Ban on tobacco sales, cigarette taxes and increase on anti-smoking advertising campaigns have contributed to the decline, according to the CDC. Electronic cigarettes have also been a popular alternative to traditional cigarettes. In 2013, the smoking rate was about 18 percent.

The new study comes as CVS/pharmacy marks its one-year anniversary of stopping tobacco product sales in all its stores in an effort to create a tobacco-free generation.

“We know that more than two-thirds of smokers want to quit – and that half of smokers try to quit each year. We also know that cigarette purchases are often spontaneous. And so we reasoned that removing a convenient location to buy cigarettes could decrease overall tobacco use,” Chief Medical Officer Troyen Brennan says in the release.

CVS Health Research Institute reports that cigarette pack sales have decreased by one percent in states where CVS/pharmacy made up 15 percent or more of the retail pharmacy market, according to the company’s press release. The average smoker purchased five packs fewer. About 95 million fewer packs have been sold in the last eight months.

“This new data demonstrates that CVS Health’s decision to stop selling tobacco did indeed have a real public health impact,” Troyen says.

CVS Health says it’s also launching a school-based tobacco-prevention program with its Foundation and Scholastic.

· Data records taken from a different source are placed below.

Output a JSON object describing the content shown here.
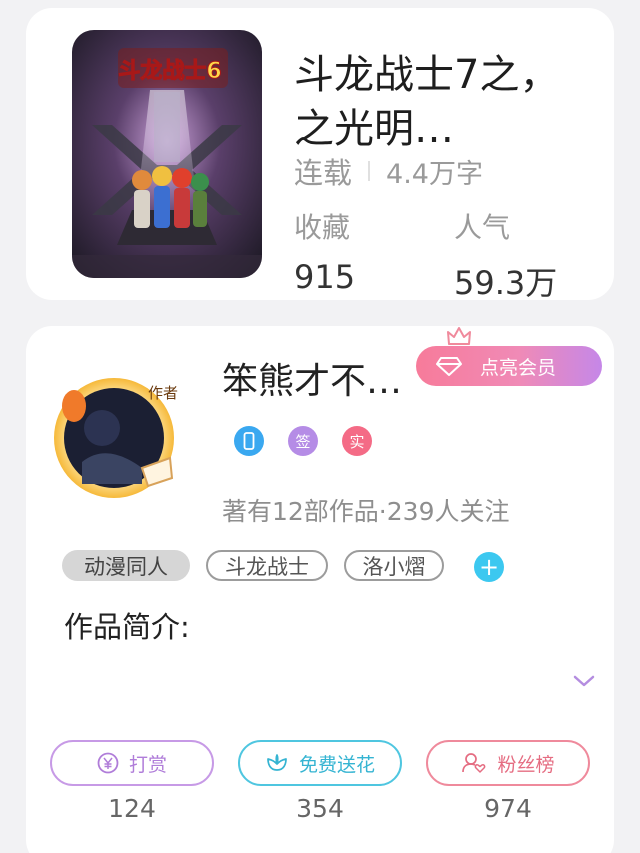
{
  "book": {
    "title": "斗龙战士7之，之光明…",
    "cover_logo_text": "斗龙战士6",
    "status": "连载",
    "word_count": "4.4万字",
    "stats": [
      {
        "label": "收藏",
        "value": "915"
      },
      {
        "label": "人气",
        "value": "59.3万"
      }
    ]
  },
  "author": {
    "name": "笨熊才不…",
    "avatar_badge_text": "作者",
    "member_button_label": "点亮会员",
    "badges": [
      {
        "icon": "phone-icon",
        "text": "",
        "color": "#3aa8f0"
      },
      {
        "icon": "sign-badge",
        "text": "签",
        "color": "#b58ce6"
      },
      {
        "icon": "verified-badge",
        "text": "实",
        "color": "#f46b86"
      }
    ],
    "works_info": "著有12部作品·239人关注"
  },
  "tags": [
    "动漫同人",
    "斗龙战士",
    "洛小熠"
  ],
  "intro": {
    "title": "作品简介:"
  },
  "actions": [
    {
      "label": "打赏",
      "count": "124",
      "icon": "yen-coin-icon",
      "color": "#c79ae6"
    },
    {
      "label": "免费送花",
      "count": "354",
      "icon": "flower-icon",
      "color": "#4fc6e0"
    },
    {
      "label": "粉丝榜",
      "count": "974",
      "icon": "fan-heart-icon",
      "color": "#ef8a9c"
    }
  ],
  "colors": {
    "background": "#f2f2f4",
    "member_gradient_start": "#f77b9a",
    "member_gradient_end": "#c587e8",
    "tag_add": "#3cc8f0"
  }
}
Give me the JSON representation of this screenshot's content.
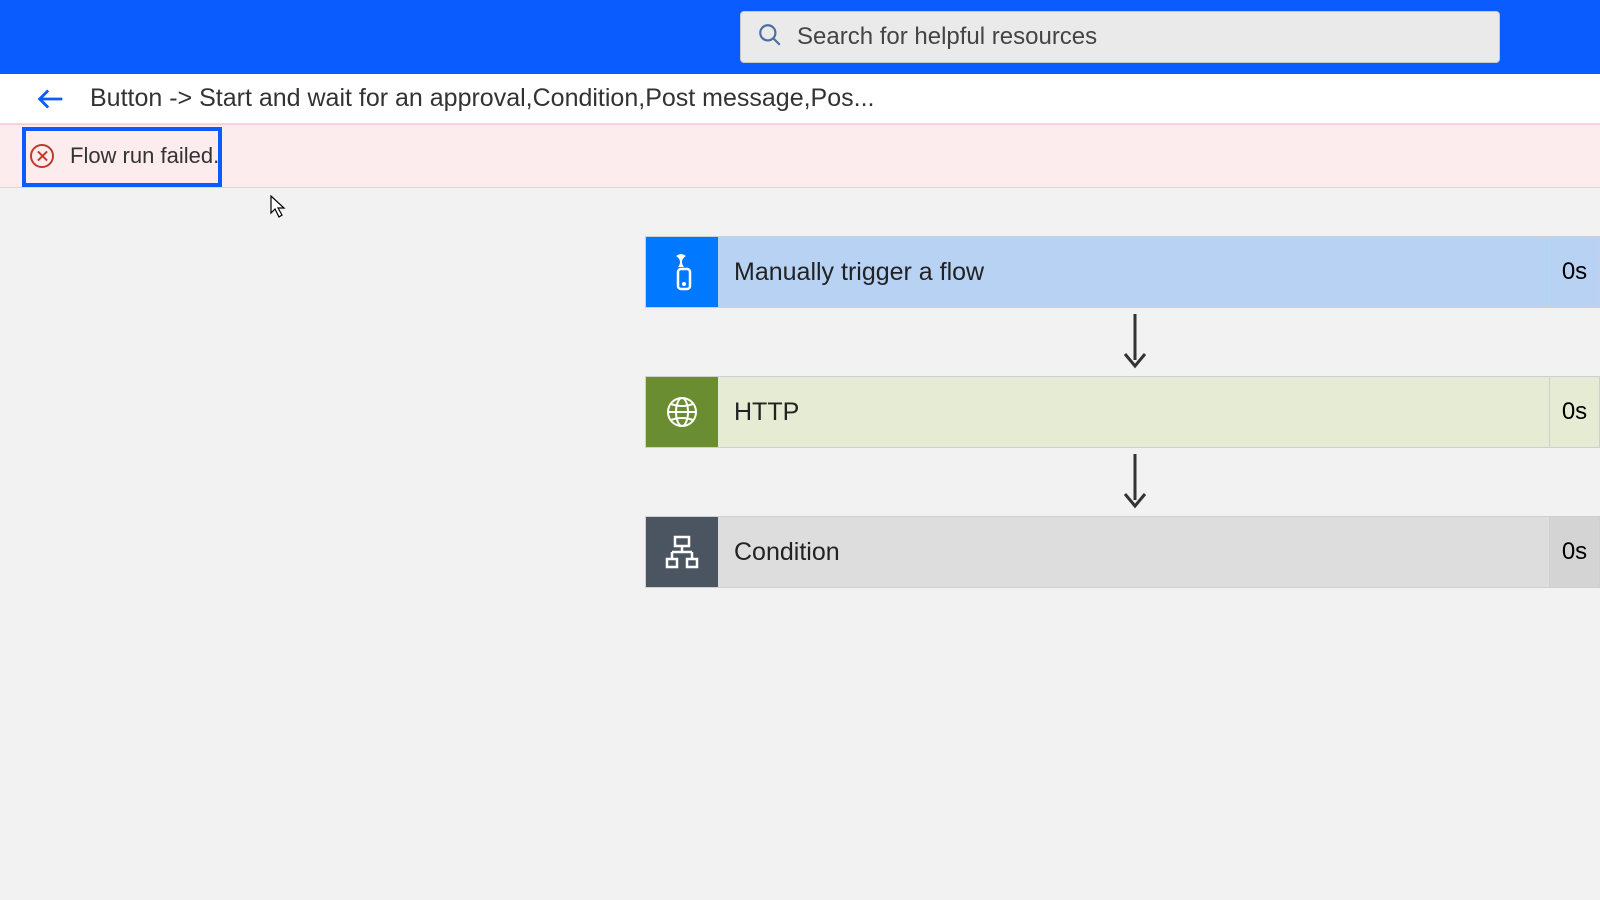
{
  "header": {
    "search_placeholder": "Search for helpful resources"
  },
  "breadcrumb": {
    "title": "Button -> Start and wait for an approval,Condition,Post message,Pos..."
  },
  "error": {
    "message": "Flow run failed."
  },
  "flow": {
    "steps": [
      {
        "label": "Manually trigger a flow",
        "duration": "0s"
      },
      {
        "label": "HTTP",
        "duration": "0s"
      },
      {
        "label": "Condition",
        "duration": "0s"
      }
    ]
  },
  "colors": {
    "brand": "#0a5cff",
    "trigger": "#0078ff",
    "http": "#6a8d31",
    "condition": "#4b5562",
    "error": "#c0392b"
  }
}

“By partnering with an expert partner in education to launch this new program, we will reach millions of kids across the country with critical tobacco-prevention education,” says CVS Health.